Against Nature, an opera the singer is planning based on JK Huysmans’ decadent 1884 novel which inspired Oscar Wilde’s The Picture Of Dorian Gray, has moved from a Kickstarter project to being developed with London’s Barbican Centre and, potentially, Sydney Opera House.
Oh, and Marc is making a new Soft Cell album with Dave Ball. “Our new songs are coming slowly but surely,” says Marc. “It’s slower my end than from Dave, who’s sent me some great tunes over. I’ve been thinking, ‘I know I’ve got to write something as good as this’ and, now Chaos And A Dancing Star is finished, I can concentrate on Dave’s songs this year. His new tracks are very exciting and they’re very typically Soft Cell.”
Hang on: there’s so many different Soft Cells. Can Marc be more specific? “Very old-school Soft Cell,” he clarifies. “I said to Dave that I wanted old synthesisers and old-school Soft Cell songs. I didn’t want anything too linear, as I’m not very good at writing those kind of songs.”
Having billed their O2 reunion as Soft Cell’s final ever concert, Marc admits he hasn’t fully considered how a fifth Soft Cell album could be promoted.
“If we ever perform together again, it’d have to be a ‘Live from the studio’ on the internet approach,” he says. “The O2 was our last concert. It was too much of a moment and we really couldn’t top it. Anything else would be diminishing returns. Dave says he thinks of Soft Cell as a soap opera, where things do and don’t happen. We’ll see how it develops over the year, but I’m feeling quite positive about it.”
It’s time to leave Marc, if not dancing through the chaos on his hotel sofa then certainly looking like he’s ready to boogie.

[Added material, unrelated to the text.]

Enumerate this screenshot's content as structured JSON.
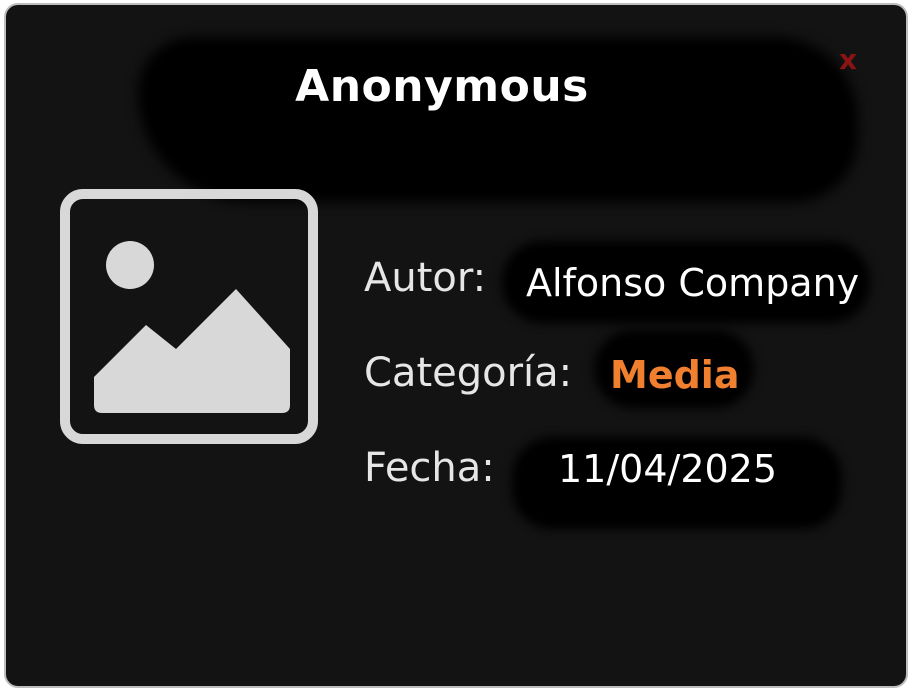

“I feel very good about Chaos And A Dancing Star,” he summarises as the end of our Marc Almond interview. “It’s exciting to be excited about one of my own records but, really, I always work two years ahead.”
Marc Almond’s bucket list is going to have to wait.
Photos by Etienne Gilfillan